Patrick loves to make fun of our homeschooling. I'm not sure if it is because he is JEALOUS that we are having fun with it or if it is simply because he thinks our schooling materials are a bit... backward. He calls us "Amish homeschoolers" and likes to laugh at the readers I pick out.
"In every story, there's the bad kid who disobeys his parents and dies or loses his money," he snorted once. "And there's a good kid who like, gets an orange or something for a reward at the end."
Well, whatever. But this is the same child who will spend hours online memorizing statistics about various Pokemon characters, sorting through his card collection and playing the game on his DS. He's even been to a few league sessions and enjoys it immensely.
My point being, he learns quite a bit without anyone telling him what to learn, when or where. It isn't necessarily something I would select as curriculum were I homeschooling him, but I sure think those hours could be counted as a "Pokemon Elective." Who says it all has to be about home economics and woodworking if that isn't what interests the child?
Widdle Shamrock blogged recently about how her unschooled homeschoolers are interested in "boring" school-type stuff, to the horror of their friends.
"The boys never realised they were being ‘taught’ until we made friends with some mainstreamed children," she wrote. "The toys the boys pulled out were ‘learning stuff and boring’ according to the friends. From that moment, things changed for us in the sense that whenever we went to ‘do’ anything, the boys would ask, ‘is this learning or is this fun?’"
I have to admit to doing rather the opposite during the course of a day. I'll realize they were *actually discussing something school-related* and jump in to say, "That's a half hour of homeschool, RIGHT THERE!" and snicker to myself when the older boys overhearing protest that they weren't talking about it for a full half hour, that you can't count regular conversations as "school," etc..
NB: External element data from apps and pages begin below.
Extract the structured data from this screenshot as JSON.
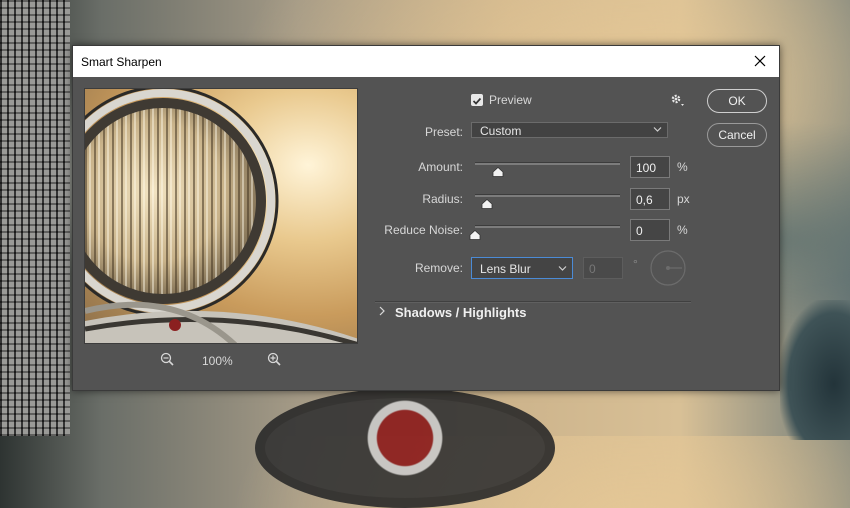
{
  "dialog": {
    "title": "Smart Sharpen",
    "close_icon": "close-icon"
  },
  "preview": {
    "checked": true,
    "label": "Preview",
    "zoom": "100%"
  },
  "buttons": {
    "ok": "OK",
    "cancel": "Cancel"
  },
  "preset": {
    "label": "Preset:",
    "value": "Custom"
  },
  "amount": {
    "label": "Amount:",
    "value": "100",
    "unit": "%",
    "slider_fraction": 0.16
  },
  "radius": {
    "label": "Radius:",
    "value": "0,6",
    "unit": "px",
    "slider_fraction": 0.08
  },
  "reduce_noise": {
    "label": "Reduce Noise:",
    "value": "0",
    "unit": "%",
    "slider_fraction": 0.0
  },
  "remove": {
    "label": "Remove:",
    "value": "Lens Blur",
    "angle_value": "0",
    "angle_symbol": "°"
  },
  "section": {
    "shadows_highlights": "Shadows / Highlights"
  },
  "colors": {
    "dialog_bg": "#535353",
    "focus_border": "#4b8bd6"
  }
}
I don't log every conversation we have down, naturally, but I did log down the three hours they spent (so far) watching Ken Burns' Civil War documentary. "Why isn't McClellan attacking?!" Elf keeps turning to ask me. I think TV time can be learning time sometimes, and I guess having homeschooled, the children don't see much difference between school and life. They are, however, asking frequently about whether this "counts" toward their hours.
Not that they should have to worry about that. Missouri state law dictates 1,000 hours per school year, and we logged close to 1900 last year. I love my curriculum-in-a-box stuff even if it doesn't all come from the same box (!), but I can't say anywhere close to all our learning occurs during the hours we're doing worksheets.